It’s commonly believed that engineers dominate Silicon Valley and that there is a correlation between the capacity for innovation and an education in a STEM (science, technology, engineering, or math) field. Both assumptions are grossly false. America’s progress has occurred due to collaborations between liberal arts and STEM disciplines. Purdue students should embrace the differences between students in STEM and the liberal arts. The divide between engineering and liberal arts students at Purdue is undeniable. It’s not uncommon to overhear engineering students comment that liberal arts students are majoring in unemployment. On the other hand, my friends in the College of Liberal Arts never fail to point out that engineering students are full of themselves.
By stereotyping people due to the perceived difficulty of their majors, many students judge intelligence based on a person’s major. In this scenario, at least at Purdue, students in pharmacy, engineering, and other science-related majors would be considered smarter than those in English or other liberal arts majors. That is a very simplistic, fallacious view. The valedictorian from my high school—possibly the smartest guy I know—is studying art history at Yale. He is by no means an abnormality. America’s most prestigious colleges are liberal arts powerhouses. Doctors, lawyers, and other professionals requiring postgraduate studies tend to obtain their bachelor’s degrees in liberal arts as well as STEM fields.
I chose engineering because it gives me the opportunity to make an impact on real-world problems using my strong suits: math and science. Non-STEM professionals can have just as profound an impact. STEM professionals are in high demand and do drive the economy, but they don’t function alone. The norm of the day is interdisciplinary projects—those involving collaboration among multiple disciplines across science and art.
Research by the National Center for Educational Statistics found that based on income, liberal arts majors catch up with their engineering peers a decade after graduation. This is because skills gained from a liberal education—such as communication and flexibility—over time become more valuable in many careers. At any rate, many students earning liberal arts degrees are planning to attend graduate school. Furthermore, the majors people choose do not determine their future successes.
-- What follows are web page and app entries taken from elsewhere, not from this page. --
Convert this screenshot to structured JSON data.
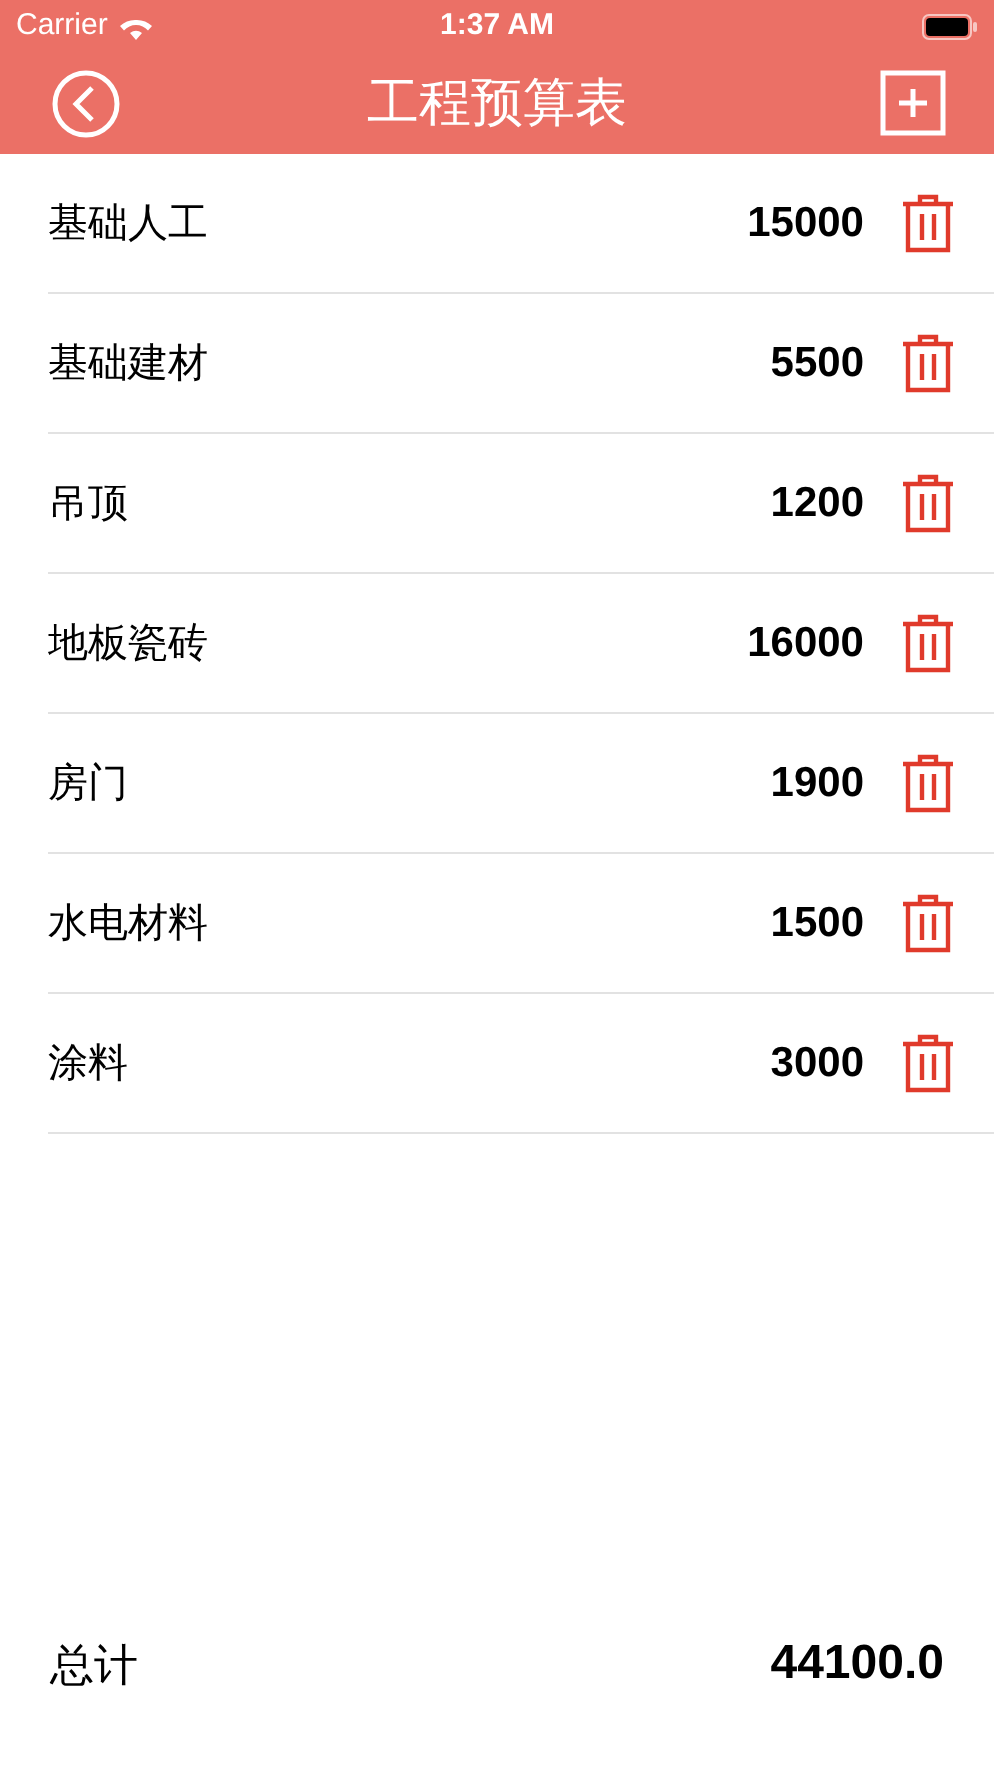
{
  "status_bar": {
    "carrier": "Carrier",
    "time": "1:37 AM"
  },
  "nav": {
    "title": "工程预算表"
  },
  "items": [
    {
      "name": "基础人工",
      "amount": "15000"
    },
    {
      "name": "基础建材",
      "amount": "5500"
    },
    {
      "name": "吊顶",
      "amount": "1200"
    },
    {
      "name": "地板瓷砖",
      "amount": "16000"
    },
    {
      "name": "房门",
      "amount": "1900"
    },
    {
      "name": "水电材料",
      "amount": "1500"
    },
    {
      "name": "涂料",
      "amount": "3000"
    }
  ],
  "total": {
    "label": "总计",
    "value": "44100.0"
  }
}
According to a survey of 652 domestic chief executive officers at 502 technology companies, only 39 percent held degrees in engineering, computer technology, or mathematics.
According to the late Steve Jobs, former CEO of Apple Inc., “It’s in Apple’s DNA that technology alone is not enough—it’s technology married with liberal arts, married with the humanities, that yields us the result that makes our heart sing, and nowhere is that more true than in these post–PC devices.” Motivation and a willingness to learn from mistakes makes people successful in their chosen fields. Regardless of their majors, once they master their fields, students can find paths to success.
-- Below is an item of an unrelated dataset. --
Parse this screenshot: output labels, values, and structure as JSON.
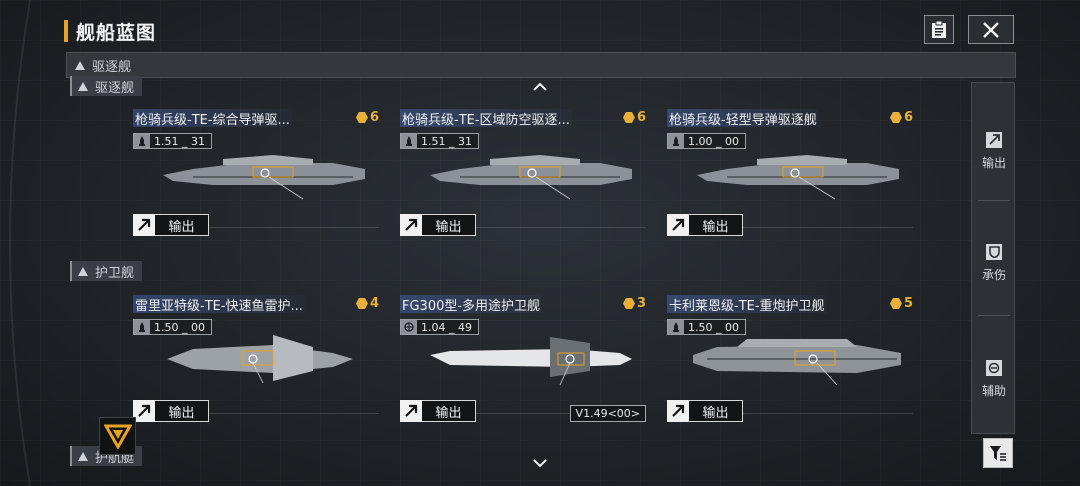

Liberal arts majors are neither dumber than STEM majors nor poised for lower-paying jobs. Engineering students should appreciate the value brought to Purdue by liberal arts majors, while the latter should give engineering students a break when they are freaking out about problem-ridden semester projects. If we join hands, like Steve Jobs, we can create the next iPod. Or else, this debate will plague us until we graduate.
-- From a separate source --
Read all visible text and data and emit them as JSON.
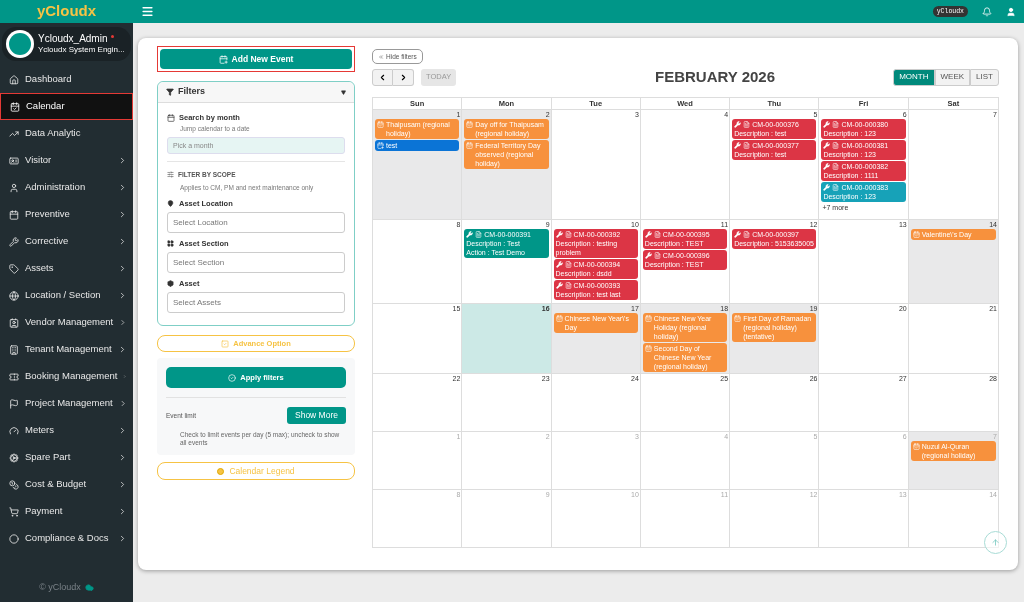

Reprinted with permission from the Purdue Exponent
Ronit Patnaik is a sophomore student at Purdue University.